          Civ 6’s AI is still fucked. The game is still incredibly hollow and numerous things about it are downright broken. Stellaris, meanwhile, continues to improve and get DLCs that alter the game in some new way (though come with their own problems to work out) and I believe I only spent $40 on the initial product.

    • teije says:

      Your hyperbolic misplaced rage gave me a good laugh, needed one today. Thanks.

      • jeremyalexander says:

        You getting on your knees to praise their companies disgusting DLC policies gave me the best laugh of the day. Companies love suckers like you. It is also pretty laughable that a post taking a company to task for its abusive policies is considered “rage” and you are calling me hyperbolic? Silly.

        • teije says:

          I must have missed the part where I praised their policies. Oh wait, it’s not there. But never mind, continue as you were.

        • GeoX says:

          “The most vile game company in existence!” “Ridiculous and indefensible!” “Insane!” “Disgusting!” “Abusive!”

          …yeah. I certainly hope the self-righteous thrill you’re getting is worth the price of looking like a crazy person to everyone who reads your posts.

    • morganjah says:

      I won’t go so far, but it is puzzling how much good press they get, despite their many problems.
      It is incorrect to say that their DLC’s just add value. Sometimes they do. Often they don’t. Check out the reviews on steam for a more honest assessment of their DLC’s.
      Sometimes the DLC has to be bought or the ‘free patch’ will cripple the game.
      Paradox has gotten a free pass from the press for way too long. It might have been ok when they were just a small company. But they are a major player now, and giving them a free pass isn’t doing their games any favors.

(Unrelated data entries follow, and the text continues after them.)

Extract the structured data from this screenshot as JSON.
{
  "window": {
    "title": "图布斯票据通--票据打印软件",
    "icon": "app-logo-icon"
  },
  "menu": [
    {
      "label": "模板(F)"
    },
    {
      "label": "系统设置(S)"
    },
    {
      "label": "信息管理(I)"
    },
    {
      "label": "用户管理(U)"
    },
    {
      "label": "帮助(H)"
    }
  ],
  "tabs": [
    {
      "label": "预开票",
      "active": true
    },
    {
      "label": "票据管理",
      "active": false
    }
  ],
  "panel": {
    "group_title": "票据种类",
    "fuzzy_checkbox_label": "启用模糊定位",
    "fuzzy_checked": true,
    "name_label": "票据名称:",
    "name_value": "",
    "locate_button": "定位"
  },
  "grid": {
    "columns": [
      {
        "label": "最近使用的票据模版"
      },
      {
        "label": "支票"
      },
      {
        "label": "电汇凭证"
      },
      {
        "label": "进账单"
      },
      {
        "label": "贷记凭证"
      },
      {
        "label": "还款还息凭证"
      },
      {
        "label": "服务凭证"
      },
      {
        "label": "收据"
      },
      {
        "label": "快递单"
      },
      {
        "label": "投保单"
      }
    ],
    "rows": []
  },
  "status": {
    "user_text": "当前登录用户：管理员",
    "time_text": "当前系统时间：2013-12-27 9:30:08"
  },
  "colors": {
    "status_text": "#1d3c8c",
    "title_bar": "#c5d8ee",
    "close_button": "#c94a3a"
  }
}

  2. OpT1mUs says:

    Fix the AI, then we can talk about DLCs, until then, no thanks.

    • Sakkura says:

      Well the article quotes a Paradox statement that AI is one of the focus points for the free update that will be released alongside the paid expansion…

      • OpT1mUs says:

        Which means exactly nothing until we see the results.

        • 2lab says:

          The AI stuff will be in the free patch, don’t concern yourself with DLC.

          • jeremyalexander says:

            All the “AI stuff” should have been in place before the game released, but hey there’s a sucker born every minute, right?

      • jeremyalexander says:

        That’s one way to do it. Another would be to not release a game that people are expected to pay money for until the AI is up to snuff to begin with. Everyone complains about these things when it’s a company they don’t like, but when it’s their favorite little snowflake of a company, any mess of a release and any amount of endless DLC is just a o k.

  3. v21v21v21 says:

    Death /and/ Dishonour is a better title.

    • GeoX says:

      It’s also a title that means something COMPLETELY DIFFERENT than what they went with.